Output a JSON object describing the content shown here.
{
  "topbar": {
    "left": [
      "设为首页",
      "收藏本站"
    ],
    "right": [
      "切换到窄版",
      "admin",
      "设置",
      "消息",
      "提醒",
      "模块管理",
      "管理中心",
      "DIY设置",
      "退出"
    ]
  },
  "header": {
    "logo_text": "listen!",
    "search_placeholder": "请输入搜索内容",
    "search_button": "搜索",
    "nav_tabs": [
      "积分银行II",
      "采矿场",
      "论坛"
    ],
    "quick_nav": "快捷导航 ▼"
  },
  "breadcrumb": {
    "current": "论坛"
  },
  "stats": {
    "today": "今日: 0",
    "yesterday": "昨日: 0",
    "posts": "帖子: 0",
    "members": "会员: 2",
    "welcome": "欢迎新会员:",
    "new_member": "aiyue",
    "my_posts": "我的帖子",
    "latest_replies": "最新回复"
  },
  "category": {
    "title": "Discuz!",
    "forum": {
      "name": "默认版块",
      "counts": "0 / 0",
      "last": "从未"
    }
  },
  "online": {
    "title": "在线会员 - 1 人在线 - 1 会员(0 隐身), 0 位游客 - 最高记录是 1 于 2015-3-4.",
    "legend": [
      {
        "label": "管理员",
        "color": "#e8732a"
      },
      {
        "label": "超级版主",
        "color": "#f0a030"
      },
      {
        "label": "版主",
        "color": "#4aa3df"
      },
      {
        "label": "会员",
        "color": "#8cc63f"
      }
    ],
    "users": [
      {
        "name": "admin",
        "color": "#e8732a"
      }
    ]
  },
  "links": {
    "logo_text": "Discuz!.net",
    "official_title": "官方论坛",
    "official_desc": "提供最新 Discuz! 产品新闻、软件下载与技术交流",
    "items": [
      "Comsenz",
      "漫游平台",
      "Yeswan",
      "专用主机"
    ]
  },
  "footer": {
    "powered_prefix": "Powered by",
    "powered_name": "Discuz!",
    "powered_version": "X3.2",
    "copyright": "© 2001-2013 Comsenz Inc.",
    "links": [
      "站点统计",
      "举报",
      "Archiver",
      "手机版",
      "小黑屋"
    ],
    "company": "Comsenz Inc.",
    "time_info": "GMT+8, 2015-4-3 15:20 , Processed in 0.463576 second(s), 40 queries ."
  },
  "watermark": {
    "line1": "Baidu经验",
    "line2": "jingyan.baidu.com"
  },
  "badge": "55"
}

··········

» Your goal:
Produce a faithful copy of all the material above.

» Exercise answer:
Output a JSON object describing the content shown here.
{
  "topbar": {
    "left": [
      "设为首页",
      "收藏本站"
    ],
    "right": [
      "切换到窄版",
      "admin",
      "设置",
      "消息",
      "提醒",
      "模块管理",
      "管理中心",
      "DIY设置",
      "退出"
    ]
  },
  "header": {
    "logo_text": "listen!",
    "search_placeholder": "请输入搜索内容",
    "search_button": "搜索",
    "nav_tabs": [
      "积分银行II",
      "采矿场",
      "论坛"
    ],
    "quick_nav": "快捷导航 ▼"
  },
  "breadcrumb": {
    "current": "论坛"
  },
  "stats": {
    "today": "今日: 0",
    "yesterday": "昨日: 0",
    "posts": "帖子: 0",
    "members": "会员: 2",
    "welcome": "欢迎新会员:",
    "new_member": "aiyue",
    "my_posts": "我的帖子",
    "latest_replies": "最新回复"
  },
  "category": {
    "title": "Discuz!",
    "forum": {
      "name": "默认版块",
      "counts": "0 / 0",
      "last": "从未"
    }
  },
  "online": {
    "title": "在线会员 - 1 人在线 - 1 会员(0 隐身), 0 位游客 - 最高记录是 1 于 2015-3-4.",
    "legend": [
      {
        "label": "管理员",
        "color": "#e8732a"
      },
      {
        "label": "超级版主",
        "color": "#f0a030"
      },
      {
        "label": "版主",
        "color": "#4aa3df"
      },
      {
        "label": "会员",
        "color": "#8cc63f"
      }
    ],
    "users": [
      {
        "name": "admin",
        "color": "#e8732a"
      }
    ]
  },
  "links": {
    "logo_text": "Discuz!.net",
    "official_title": "官方论坛",
    "official_desc": "提供最新 Discuz! 产品新闻、软件下载与技术交流",
    "items": [
      "Comsenz",
      "漫游平台",
      "Yeswan",
      "专用主机"
    ]
  },
  "footer": {
    "powered_prefix": "Powered by",
    "powered_name": "Discuz!",
    "powered_version": "X3.2",
    "copyright": "© 2001-2013 Comsenz Inc.",
    "links": [
      "站点统计",
      "举报",
      "Archiver",
      "手机版",
      "小黑屋"
    ],
    "company": "Comsenz Inc.",
    "time_info": "GMT+8, 2015-4-3 15:20 , Processed in 0.463576 second(s), 40 queries ."
  },
  "watermark": {
    "line1": "Baidu经验",
    "line2": "jingyan.baidu.com"
  },
  "badge": "55"
}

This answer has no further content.